> **Task objective**
Only the text of the entries below should be returned, exactly as given, without pictures.

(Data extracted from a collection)
**********

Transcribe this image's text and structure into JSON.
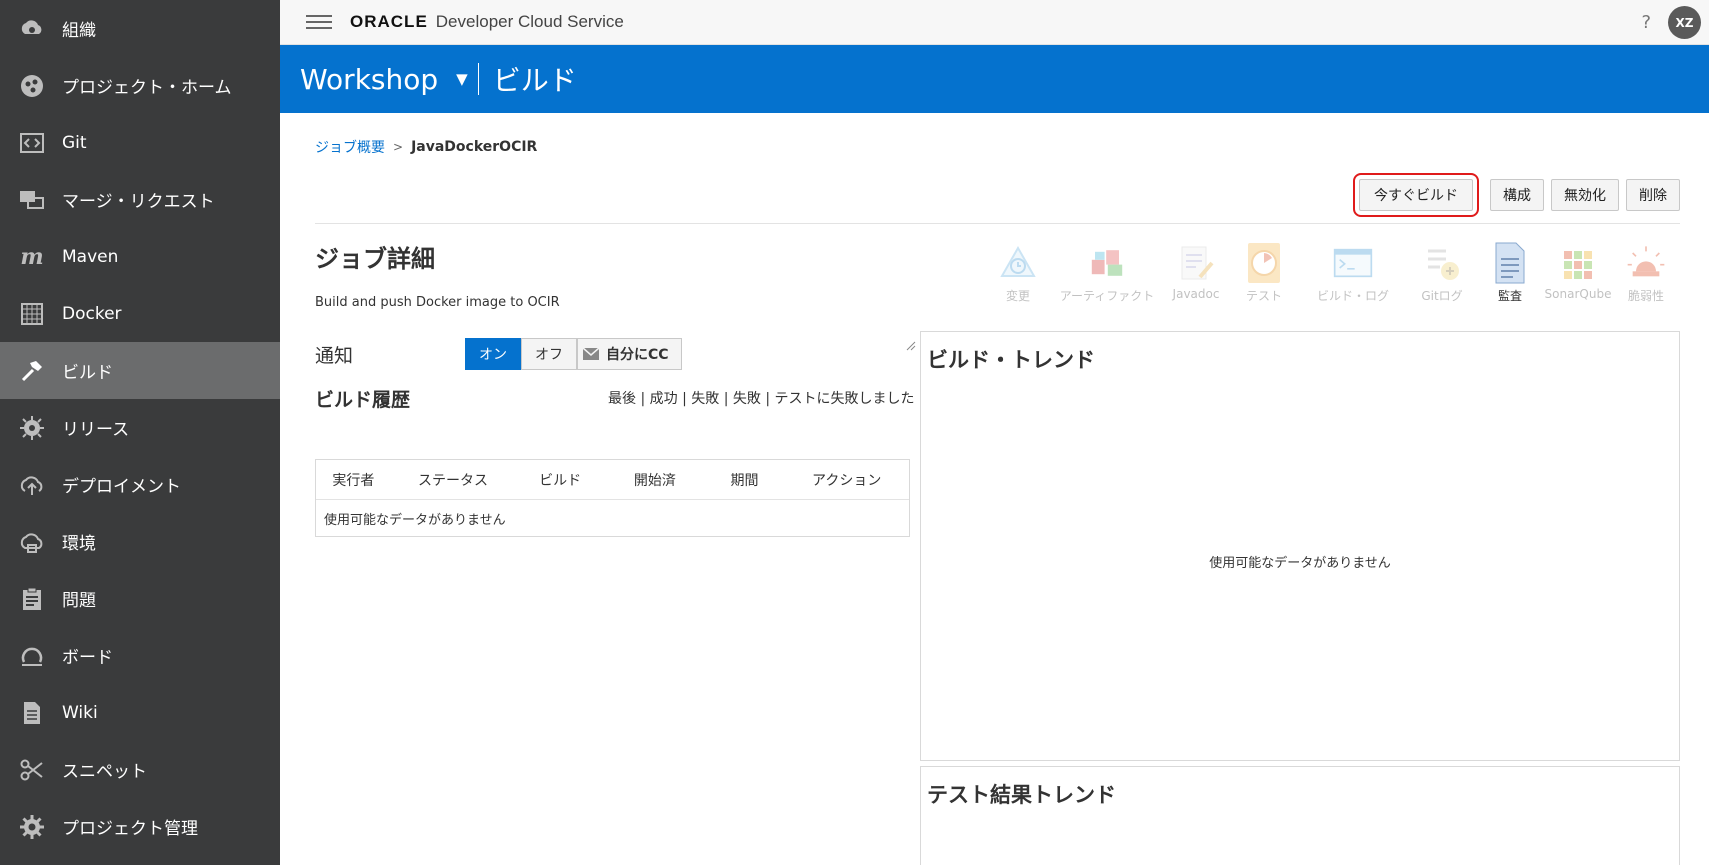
{
  "sidebar": {
    "items": [
      {
        "label": "組織",
        "icon": "organization-icon"
      },
      {
        "label": "プロジェクト・ホーム",
        "icon": "project-home-icon"
      },
      {
        "label": "Git",
        "icon": "git-icon"
      },
      {
        "label": "マージ・リクエスト",
        "icon": "merge-request-icon"
      },
      {
        "label": "Maven",
        "icon": "maven-icon"
      },
      {
        "label": "Docker",
        "icon": "docker-icon"
      },
      {
        "label": "ビルド",
        "icon": "hammer-icon",
        "active": true
      },
      {
        "label": "リリース",
        "icon": "release-icon"
      },
      {
        "label": "デプロイメント",
        "icon": "deployment-icon"
      },
      {
        "label": "環境",
        "icon": "environment-icon"
      },
      {
        "label": "問題",
        "icon": "issues-icon"
      },
      {
        "label": "ボード",
        "icon": "board-icon"
      },
      {
        "label": "Wiki",
        "icon": "wiki-icon"
      },
      {
        "label": "スニペット",
        "icon": "snippet-icon"
      },
      {
        "label": "プロジェクト管理",
        "icon": "gear-icon"
      }
    ]
  },
  "topbar": {
    "logo": "ORACLE",
    "service": "Developer Cloud Service",
    "help": "?",
    "avatar": "XZ"
  },
  "header": {
    "project": "Workshop",
    "section": "ビルド"
  },
  "breadcrumb": {
    "parent": "ジョブ概要",
    "sep": ">",
    "current": "JavaDockerOCIR"
  },
  "actions": {
    "build_now": "今すぐビルド",
    "configure": "構成",
    "disable": "無効化",
    "delete": "削除"
  },
  "job": {
    "title": "ジョブ詳細",
    "description": "Build and push Docker image to OCIR"
  },
  "tools": [
    {
      "label": "変更",
      "icon": "changes-icon"
    },
    {
      "label": "アーティファクト",
      "icon": "artifacts-icon"
    },
    {
      "label": "Javadoc",
      "icon": "javadoc-icon"
    },
    {
      "label": "テスト",
      "icon": "test-icon"
    },
    {
      "label": "ビルド・ログ",
      "icon": "build-log-icon"
    },
    {
      "label": "Gitログ",
      "icon": "git-log-icon"
    },
    {
      "label": "監査",
      "icon": "audit-icon",
      "active": true
    },
    {
      "label": "SonarQube",
      "icon": "sonarqube-icon"
    },
    {
      "label": "脆弱性",
      "icon": "vulnerability-icon"
    }
  ],
  "notify": {
    "label": "通知",
    "on": "オン",
    "off": "オフ",
    "cc": "自分にCC"
  },
  "history": {
    "title": "ビルド履歴",
    "filters": [
      "最後",
      "成功",
      "失敗",
      "失敗",
      "テストに失敗しました"
    ],
    "columns": [
      "実行者",
      "ステータス",
      "ビルド",
      "開始済",
      "期間",
      "アクション"
    ],
    "empty": "使用可能なデータがありません"
  },
  "trend": {
    "title": "ビルド・トレンド",
    "empty": "使用可能なデータがありません"
  },
  "test_trend": {
    "title": "テスト結果トレンド"
  },
  "colors": {
    "accent": "#0572ce",
    "sidebar": "#3a3b3c",
    "sidebar_active": "#6b6c6d",
    "highlight": "#e01b1b"
  }
}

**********

> **Solution to the problem**
Transcribe this image's text and structure into JSON.
{
  "sidebar": {
    "items": [
      {
        "label": "組織",
        "icon": "organization-icon"
      },
      {
        "label": "プロジェクト・ホーム",
        "icon": "project-home-icon"
      },
      {
        "label": "Git",
        "icon": "git-icon"
      },
      {
        "label": "マージ・リクエスト",
        "icon": "merge-request-icon"
      },
      {
        "label": "Maven",
        "icon": "maven-icon"
      },
      {
        "label": "Docker",
        "icon": "docker-icon"
      },
      {
        "label": "ビルド",
        "icon": "hammer-icon",
        "active": true
      },
      {
        "label": "リリース",
        "icon": "release-icon"
      },
      {
        "label": "デプロイメント",
        "icon": "deployment-icon"
      },
      {
        "label": "環境",
        "icon": "environment-icon"
      },
      {
        "label": "問題",
        "icon": "issues-icon"
      },
      {
        "label": "ボード",
        "icon": "board-icon"
      },
      {
        "label": "Wiki",
        "icon": "wiki-icon"
      },
      {
        "label": "スニペット",
        "icon": "snippet-icon"
      },
      {
        "label": "プロジェクト管理",
        "icon": "gear-icon"
      }
    ]
  },
  "topbar": {
    "logo": "ORACLE",
    "service": "Developer Cloud Service",
    "help": "?",
    "avatar": "XZ"
  },
  "header": {
    "project": "Workshop",
    "section": "ビルド"
  },
  "breadcrumb": {
    "parent": "ジョブ概要",
    "sep": ">",
    "current": "JavaDockerOCIR"
  },
  "actions": {
    "build_now": "今すぐビルド",
    "configure": "構成",
    "disable": "無効化",
    "delete": "削除"
  },
  "job": {
    "title": "ジョブ詳細",
    "description": "Build and push Docker image to OCIR"
  },
  "tools": [
    {
      "label": "変更",
      "icon": "changes-icon"
    },
    {
      "label": "アーティファクト",
      "icon": "artifacts-icon"
    },
    {
      "label": "Javadoc",
      "icon": "javadoc-icon"
    },
    {
      "label": "テスト",
      "icon": "test-icon"
    },
    {
      "label": "ビルド・ログ",
      "icon": "build-log-icon"
    },
    {
      "label": "Gitログ",
      "icon": "git-log-icon"
    },
    {
      "label": "監査",
      "icon": "audit-icon",
      "active": true
    },
    {
      "label": "SonarQube",
      "icon": "sonarqube-icon"
    },
    {
      "label": "脆弱性",
      "icon": "vulnerability-icon"
    }
  ],
  "notify": {
    "label": "通知",
    "on": "オン",
    "off": "オフ",
    "cc": "自分にCC"
  },
  "history": {
    "title": "ビルド履歴",
    "filters": [
      "最後",
      "成功",
      "失敗",
      "失敗",
      "テストに失敗しました"
    ],
    "columns": [
      "実行者",
      "ステータス",
      "ビルド",
      "開始済",
      "期間",
      "アクション"
    ],
    "empty": "使用可能なデータがありません"
  },
  "trend": {
    "title": "ビルド・トレンド",
    "empty": "使用可能なデータがありません"
  },
  "test_trend": {
    "title": "テスト結果トレンド"
  },
  "colors": {
    "accent": "#0572ce",
    "sidebar": "#3a3b3c",
    "sidebar_active": "#6b6c6d",
    "highlight": "#e01b1b"
  }
}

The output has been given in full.